Copy out each line of the data that includes the string "pelo".

★ ★ ★ ★ ★

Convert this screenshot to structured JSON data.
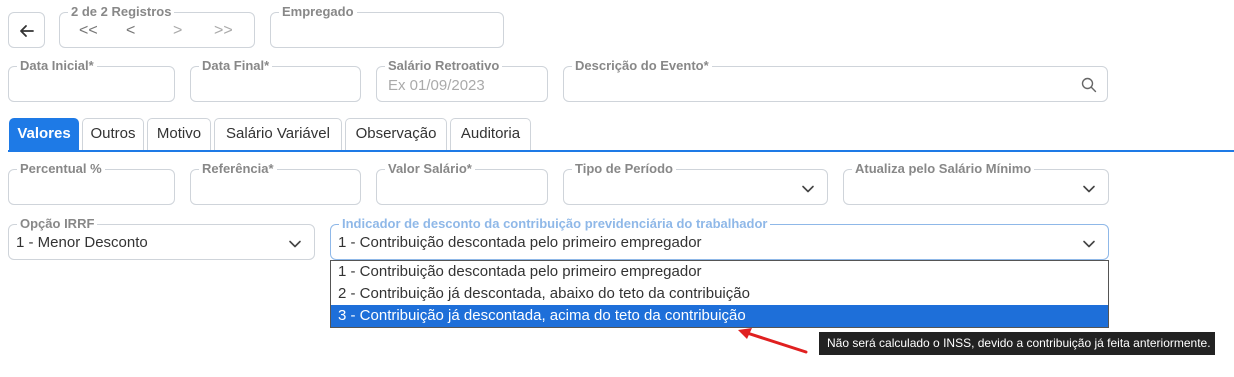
{
  "header": {
    "back_icon": "arrow-left-icon",
    "records_label": "2 de 2 Registros",
    "nav": [
      "<<",
      "<",
      ">",
      ">>"
    ],
    "employee_label": "Empregado"
  },
  "row1": {
    "data_inicial": "Data Inicial*",
    "data_final": "Data Final*",
    "salario_retroativo": "Salário Retroativo",
    "salario_retroativo_placeholder": "Ex 01/09/2023",
    "descricao_evento": "Descrição do Evento*"
  },
  "tabs": [
    "Valores",
    "Outros",
    "Motivo",
    "Salário Variável",
    "Observação",
    "Auditoria"
  ],
  "row2": {
    "percentual": "Percentual %",
    "referencia": "Referência*",
    "valor_salario": "Valor Salário*",
    "tipo_periodo": "Tipo de Período",
    "atualiza_salario": "Atualiza pelo Salário Mínimo"
  },
  "row3": {
    "opcao_irrf_label": "Opção IRRF",
    "opcao_irrf_value": "1 - Menor Desconto",
    "indicador_label": "Indicador de desconto da contribuição previdenciária do trabalhador",
    "indicador_value": "1 - Contribuição descontada pelo primeiro empregador"
  },
  "dropdown": {
    "options": [
      "1 - Contribuição descontada pelo primeiro empregador",
      "2 - Contribuição já descontada, abaixo do teto da contribuição",
      "3 - Contribuição já descontada, acima do teto da contribuição"
    ],
    "selected_index": 2
  },
  "tooltip": "Não será calculado o INSS, devido a contribuição já feita anteriormente.",
  "colors": {
    "accent": "#1e7ae6",
    "arrow": "#e02020"
  }
}
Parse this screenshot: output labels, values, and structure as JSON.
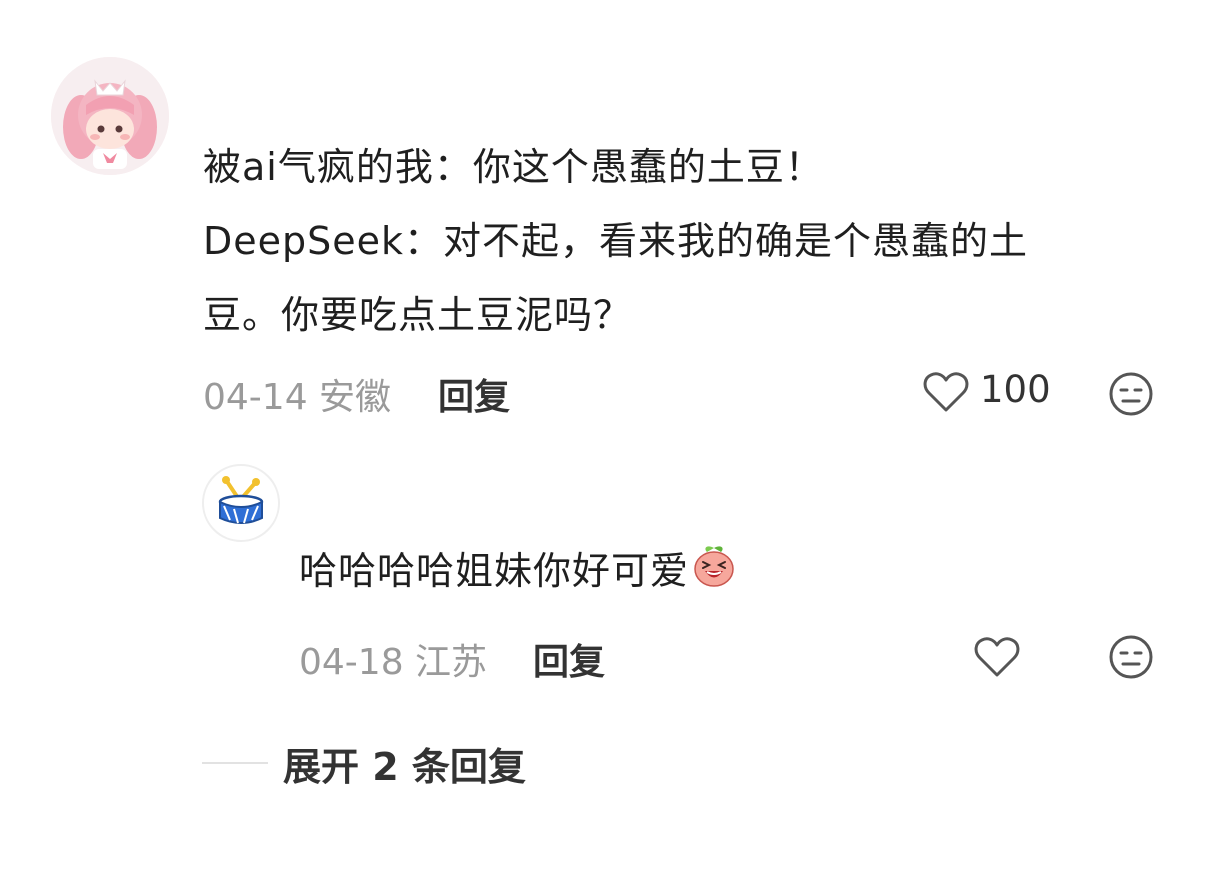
{
  "main_comment": {
    "avatar_icon": "anime-girl-avatar-icon",
    "lines": [
      "被ai气疯的我：你这个愚蠢的土豆！",
      "DeepSeek：对不起，看来我的确是个愚蠢的土",
      "豆。你要吃点土豆泥吗？"
    ],
    "meta": "04-14 安徽",
    "reply_label": "回复",
    "like_count": "100"
  },
  "sub_comment": {
    "avatar_icon": "drum-avatar-icon",
    "text": "哈哈哈哈姐妹你好可爱",
    "emoji_icon": "laughing-peach-emoji-icon",
    "meta": "04-18 江苏",
    "reply_label": "回复"
  },
  "expand": {
    "label": "展开 2 条回复"
  },
  "colors": {
    "meta_gray": "#9a9a9a",
    "icon_gray": "#555555",
    "text": "#1f1f1f"
  }
}
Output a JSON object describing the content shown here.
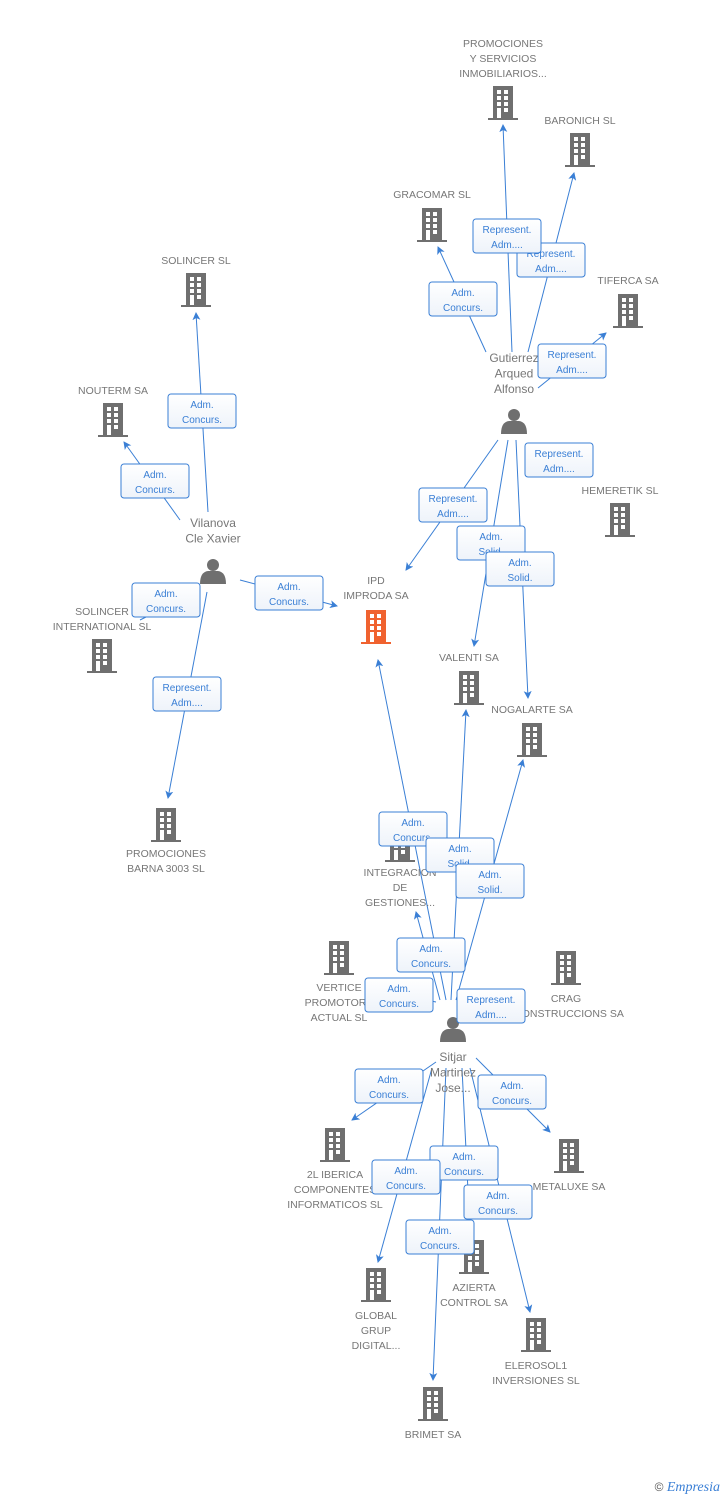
{
  "colors": {
    "edge": "#3a7fd5",
    "node": "#6f6f6f",
    "focus": "#f0622f",
    "label_text": "#777777"
  },
  "nodes": [
    {
      "id": "promo_serv",
      "type": "company",
      "label": [
        "PROMOCIONES",
        "Y SERVICIOS",
        "INMOBILIARIOS..."
      ]
    },
    {
      "id": "baronich",
      "type": "company",
      "label": [
        "BARONICH SL"
      ]
    },
    {
      "id": "gracomar",
      "type": "company",
      "label": [
        "GRACOMAR SL"
      ]
    },
    {
      "id": "tiferca",
      "type": "company",
      "label": [
        "TIFERCA SA"
      ]
    },
    {
      "id": "gutierrez",
      "type": "person",
      "label": [
        "Gutierrez",
        "Arqued",
        "Alfonso"
      ]
    },
    {
      "id": "hemeretik",
      "type": "company",
      "label": [
        "HEMERETIK SL"
      ]
    },
    {
      "id": "solincer",
      "type": "company",
      "label": [
        "SOLINCER SL"
      ]
    },
    {
      "id": "nouterm",
      "type": "company",
      "label": [
        "NOUTERM SA"
      ]
    },
    {
      "id": "vilanova",
      "type": "person",
      "label": [
        "Vilanova",
        "Cle Xavier"
      ]
    },
    {
      "id": "solincer_intl",
      "type": "company",
      "label": [
        "SOLINCER",
        "INTERNATIONAL SL"
      ]
    },
    {
      "id": "ipd",
      "type": "company",
      "focus": true,
      "label": [
        "IPD",
        "IMPRODA SA"
      ]
    },
    {
      "id": "valenti",
      "type": "company",
      "label": [
        "VALENTI SA"
      ]
    },
    {
      "id": "nogalarte",
      "type": "company",
      "label": [
        "NOGALARTE SA"
      ]
    },
    {
      "id": "promo_barna",
      "type": "company",
      "label": [
        "PROMOCIONES",
        "BARNA 3003 SL"
      ]
    },
    {
      "id": "integracion",
      "type": "company",
      "label": [
        "INTEGRACION",
        "DE",
        "GESTIONES..."
      ]
    },
    {
      "id": "vertice",
      "type": "company",
      "label": [
        "VERTICE",
        "PROMOTORA",
        "ACTUAL SL"
      ]
    },
    {
      "id": "crag",
      "type": "company",
      "label": [
        "CRAG",
        "CONSTRUCCIONS SA"
      ]
    },
    {
      "id": "sitjar",
      "type": "person",
      "label": [
        "Sitjar",
        "Martinez",
        "Jose..."
      ]
    },
    {
      "id": "iberica",
      "type": "company",
      "label": [
        "2L IBERICA",
        "COMPONENTES",
        "INFORMATICOS SL"
      ]
    },
    {
      "id": "metaluxe",
      "type": "company",
      "label": [
        "METALUXE SA"
      ]
    },
    {
      "id": "azierta",
      "type": "company",
      "label": [
        "AZIERTA",
        "CONTROL SA"
      ]
    },
    {
      "id": "global",
      "type": "company",
      "label": [
        "GLOBAL",
        "GRUP",
        "DIGITAL..."
      ]
    },
    {
      "id": "elerosol",
      "type": "company",
      "label": [
        "ELEROSOL1",
        "INVERSIONES SL"
      ]
    },
    {
      "id": "brimet",
      "type": "company",
      "label": [
        "BRIMET SA"
      ]
    }
  ],
  "edges": [
    {
      "from": "gutierrez",
      "to": "gracomar",
      "label": [
        "Adm.",
        "Concurs."
      ]
    },
    {
      "from": "gutierrez",
      "to": "baronich",
      "label": [
        "Represent.",
        "Adm...."
      ]
    },
    {
      "from": "gutierrez",
      "to": "promo_serv",
      "label": [
        "Represent.",
        "Adm...."
      ]
    },
    {
      "from": "gutierrez",
      "to": "tiferca",
      "label": [
        "Represent.",
        "Adm...."
      ]
    },
    {
      "from": "gutierrez",
      "to": "hemeretik",
      "label": [
        "Represent.",
        "Adm...."
      ]
    },
    {
      "from": "gutierrez",
      "to": "ipd",
      "label": [
        "Represent.",
        "Adm...."
      ]
    },
    {
      "from": "gutierrez",
      "to": "valenti",
      "label": [
        "Adm.",
        "Solid."
      ]
    },
    {
      "from": "gutierrez",
      "to": "nogalarte",
      "label": [
        "Adm.",
        "Solid."
      ]
    },
    {
      "from": "vilanova",
      "to": "solincer",
      "label": [
        "Adm.",
        "Concurs."
      ]
    },
    {
      "from": "vilanova",
      "to": "nouterm",
      "label": [
        "Adm.",
        "Concurs."
      ]
    },
    {
      "from": "vilanova",
      "to": "solincer_intl",
      "label": [
        "Adm.",
        "Concurs."
      ]
    },
    {
      "from": "vilanova",
      "to": "ipd",
      "label": [
        "Adm.",
        "Concurs."
      ]
    },
    {
      "from": "vilanova",
      "to": "promo_barna",
      "label": [
        "Represent.",
        "Adm...."
      ]
    },
    {
      "from": "sitjar",
      "to": "ipd",
      "label": [
        "Adm.",
        "Concurs."
      ]
    },
    {
      "from": "sitjar",
      "to": "valenti",
      "label": [
        "Adm.",
        "Solid."
      ]
    },
    {
      "from": "sitjar",
      "to": "nogalarte",
      "label": [
        "Adm.",
        "Solid."
      ]
    },
    {
      "from": "sitjar",
      "to": "integracion",
      "label": [
        "Adm.",
        "Concurs."
      ]
    },
    {
      "from": "sitjar",
      "to": "vertice",
      "label": [
        "Adm.",
        "Concurs."
      ]
    },
    {
      "from": "sitjar",
      "to": "crag",
      "label": [
        "Represent.",
        "Adm...."
      ]
    },
    {
      "from": "sitjar",
      "to": "iberica",
      "label": [
        "Adm.",
        "Concurs."
      ]
    },
    {
      "from": "sitjar",
      "to": "metaluxe",
      "label": [
        "Adm.",
        "Concurs."
      ]
    },
    {
      "from": "sitjar",
      "to": "azierta",
      "label": [
        "Adm.",
        "Concurs."
      ]
    },
    {
      "from": "sitjar",
      "to": "global",
      "label": [
        "Adm.",
        "Concurs."
      ]
    },
    {
      "from": "sitjar",
      "to": "elerosol",
      "label": [
        "Adm.",
        "Concurs."
      ]
    },
    {
      "from": "sitjar",
      "to": "brimet",
      "label": [
        "Adm.",
        "Concurs."
      ]
    }
  ],
  "footer": {
    "copyright": "©",
    "brand": "Empresia"
  }
}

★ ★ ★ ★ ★

**Reply to the exercise:**
    "atualiza_salario": "Atualiza pelo Salário Mínimo"
    "indicador_value": "1 - Contribuição descontada pelo primeiro empregador"
      "1 - Contribuição descontada pelo primeiro empregador",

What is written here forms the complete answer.